Start of DATA EXTRACTS
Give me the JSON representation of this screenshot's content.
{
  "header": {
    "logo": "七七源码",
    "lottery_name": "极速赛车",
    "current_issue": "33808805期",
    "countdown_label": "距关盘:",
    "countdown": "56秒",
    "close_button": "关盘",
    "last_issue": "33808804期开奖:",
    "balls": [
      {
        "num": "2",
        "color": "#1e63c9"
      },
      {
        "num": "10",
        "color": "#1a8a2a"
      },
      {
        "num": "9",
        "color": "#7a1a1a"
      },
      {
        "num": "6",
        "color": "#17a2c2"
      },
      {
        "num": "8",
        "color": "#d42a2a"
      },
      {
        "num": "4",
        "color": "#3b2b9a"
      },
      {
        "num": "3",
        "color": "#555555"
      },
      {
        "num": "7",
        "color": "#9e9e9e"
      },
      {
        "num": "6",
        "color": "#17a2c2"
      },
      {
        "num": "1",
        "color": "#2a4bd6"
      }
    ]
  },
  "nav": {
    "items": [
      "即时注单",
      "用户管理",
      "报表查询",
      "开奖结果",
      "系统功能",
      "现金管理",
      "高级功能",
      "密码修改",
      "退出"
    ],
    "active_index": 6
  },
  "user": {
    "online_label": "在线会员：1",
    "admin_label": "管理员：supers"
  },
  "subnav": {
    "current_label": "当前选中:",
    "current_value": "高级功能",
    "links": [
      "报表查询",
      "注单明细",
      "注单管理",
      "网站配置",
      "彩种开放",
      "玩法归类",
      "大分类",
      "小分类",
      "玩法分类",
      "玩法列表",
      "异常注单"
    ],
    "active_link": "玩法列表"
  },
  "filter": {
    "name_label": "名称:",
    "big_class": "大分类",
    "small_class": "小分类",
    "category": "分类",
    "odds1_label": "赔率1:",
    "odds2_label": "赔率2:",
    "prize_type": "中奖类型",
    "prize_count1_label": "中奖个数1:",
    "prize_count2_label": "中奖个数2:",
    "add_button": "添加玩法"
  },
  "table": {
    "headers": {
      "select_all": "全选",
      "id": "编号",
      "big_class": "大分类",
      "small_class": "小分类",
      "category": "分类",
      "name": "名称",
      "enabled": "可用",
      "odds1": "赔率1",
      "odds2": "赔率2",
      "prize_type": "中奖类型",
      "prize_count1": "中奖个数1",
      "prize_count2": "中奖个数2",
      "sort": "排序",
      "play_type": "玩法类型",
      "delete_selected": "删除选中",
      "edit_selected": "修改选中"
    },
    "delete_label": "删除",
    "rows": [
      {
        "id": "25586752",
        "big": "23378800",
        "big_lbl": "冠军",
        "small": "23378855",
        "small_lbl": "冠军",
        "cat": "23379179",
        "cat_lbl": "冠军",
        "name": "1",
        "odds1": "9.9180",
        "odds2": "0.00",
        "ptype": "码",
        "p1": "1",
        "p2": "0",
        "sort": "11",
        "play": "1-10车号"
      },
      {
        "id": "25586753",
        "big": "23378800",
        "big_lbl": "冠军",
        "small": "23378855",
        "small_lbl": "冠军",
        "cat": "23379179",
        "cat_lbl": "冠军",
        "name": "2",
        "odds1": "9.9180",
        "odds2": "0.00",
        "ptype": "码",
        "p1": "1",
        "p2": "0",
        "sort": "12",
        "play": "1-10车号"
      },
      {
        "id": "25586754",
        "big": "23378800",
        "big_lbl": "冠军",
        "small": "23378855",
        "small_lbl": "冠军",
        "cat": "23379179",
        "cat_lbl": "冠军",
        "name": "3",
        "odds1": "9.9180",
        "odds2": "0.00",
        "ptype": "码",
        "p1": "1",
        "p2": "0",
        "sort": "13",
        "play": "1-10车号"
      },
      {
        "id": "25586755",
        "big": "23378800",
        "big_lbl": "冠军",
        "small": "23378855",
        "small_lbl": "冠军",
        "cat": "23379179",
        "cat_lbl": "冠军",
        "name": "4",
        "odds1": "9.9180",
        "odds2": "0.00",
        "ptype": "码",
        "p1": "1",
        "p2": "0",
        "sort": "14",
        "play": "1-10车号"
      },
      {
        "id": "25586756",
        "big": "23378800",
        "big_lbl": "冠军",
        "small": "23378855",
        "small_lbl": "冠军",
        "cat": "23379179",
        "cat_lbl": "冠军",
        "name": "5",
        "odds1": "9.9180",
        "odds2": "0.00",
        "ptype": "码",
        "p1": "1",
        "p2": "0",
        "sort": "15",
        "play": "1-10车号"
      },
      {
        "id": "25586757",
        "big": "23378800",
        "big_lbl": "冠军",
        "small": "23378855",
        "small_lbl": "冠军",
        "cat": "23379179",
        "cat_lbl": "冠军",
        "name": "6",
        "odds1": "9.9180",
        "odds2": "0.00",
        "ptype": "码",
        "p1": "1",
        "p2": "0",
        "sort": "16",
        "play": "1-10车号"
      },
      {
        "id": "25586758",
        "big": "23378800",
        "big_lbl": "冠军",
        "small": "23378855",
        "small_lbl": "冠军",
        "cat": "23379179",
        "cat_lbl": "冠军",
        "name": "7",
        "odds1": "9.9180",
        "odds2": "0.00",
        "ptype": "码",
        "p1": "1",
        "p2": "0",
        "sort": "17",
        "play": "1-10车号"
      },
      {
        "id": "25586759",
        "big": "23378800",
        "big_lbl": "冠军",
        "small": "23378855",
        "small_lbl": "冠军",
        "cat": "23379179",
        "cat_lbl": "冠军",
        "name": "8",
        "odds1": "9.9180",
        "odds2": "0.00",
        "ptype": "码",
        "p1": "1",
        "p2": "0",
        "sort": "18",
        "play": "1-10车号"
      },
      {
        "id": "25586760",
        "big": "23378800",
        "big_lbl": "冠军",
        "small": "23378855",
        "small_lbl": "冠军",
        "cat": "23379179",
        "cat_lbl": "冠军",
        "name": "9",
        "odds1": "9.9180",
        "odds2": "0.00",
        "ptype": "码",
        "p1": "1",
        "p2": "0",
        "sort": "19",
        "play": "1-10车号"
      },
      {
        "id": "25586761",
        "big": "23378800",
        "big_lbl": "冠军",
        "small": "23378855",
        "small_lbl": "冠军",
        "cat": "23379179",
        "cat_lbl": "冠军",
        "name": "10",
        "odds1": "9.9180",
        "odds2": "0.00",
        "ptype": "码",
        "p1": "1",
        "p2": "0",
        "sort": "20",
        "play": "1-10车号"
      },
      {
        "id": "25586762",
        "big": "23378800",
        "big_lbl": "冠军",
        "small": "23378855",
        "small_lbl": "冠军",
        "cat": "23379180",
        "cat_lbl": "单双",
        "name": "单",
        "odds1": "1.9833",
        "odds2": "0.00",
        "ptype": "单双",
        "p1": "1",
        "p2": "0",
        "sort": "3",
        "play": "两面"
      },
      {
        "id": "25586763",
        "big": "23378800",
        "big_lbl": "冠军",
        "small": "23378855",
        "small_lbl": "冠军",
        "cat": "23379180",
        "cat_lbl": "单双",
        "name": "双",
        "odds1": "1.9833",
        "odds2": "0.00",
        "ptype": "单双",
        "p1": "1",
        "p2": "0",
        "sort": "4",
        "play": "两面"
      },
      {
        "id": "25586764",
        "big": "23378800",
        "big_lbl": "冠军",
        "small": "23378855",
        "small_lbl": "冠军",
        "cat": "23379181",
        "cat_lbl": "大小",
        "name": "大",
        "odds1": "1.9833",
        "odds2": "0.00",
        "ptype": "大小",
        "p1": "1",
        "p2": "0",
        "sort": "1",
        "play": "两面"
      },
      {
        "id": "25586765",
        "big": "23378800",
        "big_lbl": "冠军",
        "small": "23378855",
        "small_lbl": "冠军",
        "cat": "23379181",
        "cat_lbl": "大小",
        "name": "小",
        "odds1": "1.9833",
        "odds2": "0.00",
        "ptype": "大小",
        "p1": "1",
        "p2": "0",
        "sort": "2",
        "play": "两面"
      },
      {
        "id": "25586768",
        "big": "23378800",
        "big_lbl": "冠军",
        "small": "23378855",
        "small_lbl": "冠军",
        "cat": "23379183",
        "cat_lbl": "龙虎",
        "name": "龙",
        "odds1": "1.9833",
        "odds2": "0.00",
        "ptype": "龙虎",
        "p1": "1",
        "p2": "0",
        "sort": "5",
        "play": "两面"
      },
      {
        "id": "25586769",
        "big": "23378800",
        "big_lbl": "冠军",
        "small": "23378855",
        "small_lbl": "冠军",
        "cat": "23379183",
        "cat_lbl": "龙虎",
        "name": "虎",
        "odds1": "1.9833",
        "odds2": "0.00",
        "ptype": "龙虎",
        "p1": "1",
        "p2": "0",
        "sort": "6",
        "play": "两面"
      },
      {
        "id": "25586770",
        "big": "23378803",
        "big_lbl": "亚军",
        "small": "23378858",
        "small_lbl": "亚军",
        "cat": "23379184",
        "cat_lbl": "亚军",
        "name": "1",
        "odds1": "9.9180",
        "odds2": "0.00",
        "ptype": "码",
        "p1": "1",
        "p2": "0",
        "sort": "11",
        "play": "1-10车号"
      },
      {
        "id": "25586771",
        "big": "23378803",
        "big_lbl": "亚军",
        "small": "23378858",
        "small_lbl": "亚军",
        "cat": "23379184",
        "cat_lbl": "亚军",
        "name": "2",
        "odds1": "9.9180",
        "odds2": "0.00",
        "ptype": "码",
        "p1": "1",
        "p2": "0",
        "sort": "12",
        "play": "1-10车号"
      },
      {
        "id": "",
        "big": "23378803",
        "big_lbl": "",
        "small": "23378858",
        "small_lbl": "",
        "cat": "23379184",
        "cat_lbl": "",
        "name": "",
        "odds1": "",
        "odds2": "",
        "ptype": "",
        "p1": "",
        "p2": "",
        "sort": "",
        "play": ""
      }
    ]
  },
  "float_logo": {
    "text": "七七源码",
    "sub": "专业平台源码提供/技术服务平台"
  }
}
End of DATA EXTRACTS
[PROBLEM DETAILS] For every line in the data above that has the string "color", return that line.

[TASK RESPONSE]
        "color": "#1e63c9"
        "color": "#1a8a2a"
        "color": "#7a1a1a"
        "color": "#17a2c2"
        "color": "#d42a2a"
        "color": "#3b2b9a"
        "color": "#555555"
        "color": "#9e9e9e"
        "color": "#17a2c2"
        "color": "#2a4bd6"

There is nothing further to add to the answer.